A new study found that people who overeat may be doing so because they are not able to taste or enjoy their food as well as other people. Using fruit flies, researchers found that a high-sugar diet can negatively impact taste receptors, deadening the flies’ ability to taste sweet things. They then ate more sugary foods to get the satisfaction others received from smaller amounts, leading to obesity.
When fed the equivalent of diet soda, their ability to taste and recognize sweetness was not negatively impacted. So, it wasn’t that an overabundance of sweetness was to blame; it was the sugar. When researchers reset the brain cells of flies on high-sugar diets, the flies stopped overeating, despite having an excess of sugar around them.
“This means the changes in taste, at least in flies, are pretty important to drive overconsumption and weight gain,” Monica Dus, principal investigator on the study at the Univ. of Michigan, said. “Do changes in taste also play a role in the overconsumption that we see when humans and other animals find themselves in food environments high in sugar?”
The research appears to show that obesity is the result of overeating because of the inability to taste things and the body’s drive to be satiated, not the other way around. This research could lead to weight loss drugs that correct a person’s ability to taste. Were their taste buds to be fixed, people would be far less likely to overeat.
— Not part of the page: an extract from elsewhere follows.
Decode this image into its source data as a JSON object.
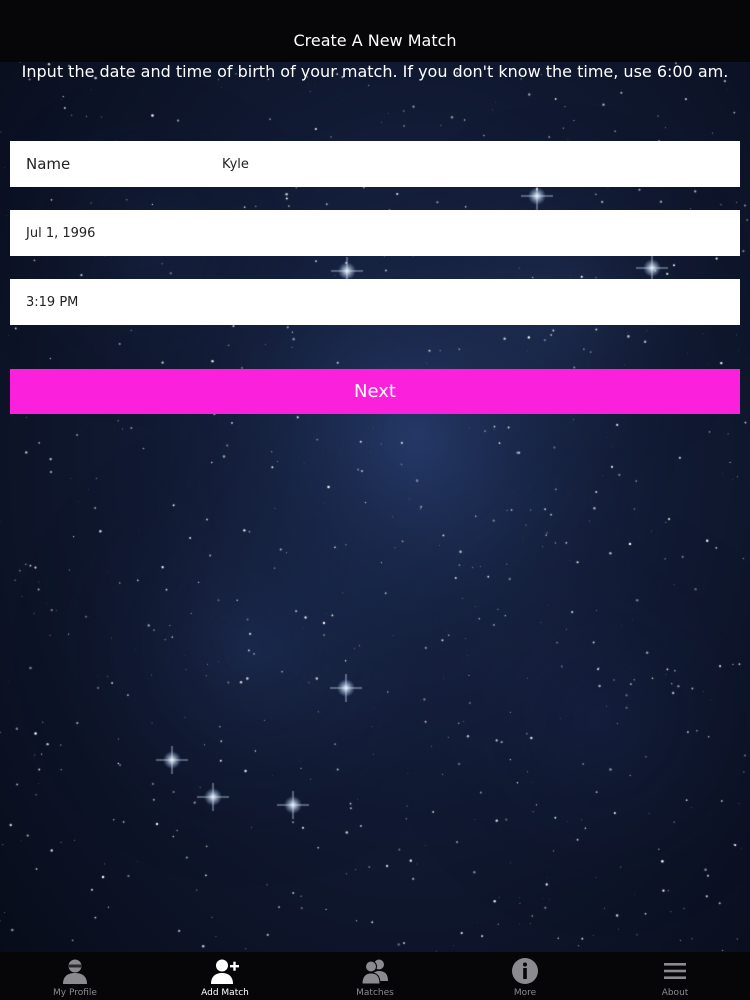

The scientists said that avoiding added sugar can help you protect your taste receptors. The American Heart Association warns against eating more than six teaspoons of added sugar per day for women and nine teaspoons for men. Most of us consume 17 teaspoons every day. By trying to keep sugar as a treat instead of a daily habit, you can help your mouth taste real flavors and remain trim.
If overeating sugar is making you unwell, speak to your doctor about your health and way to cut sugar from your diet!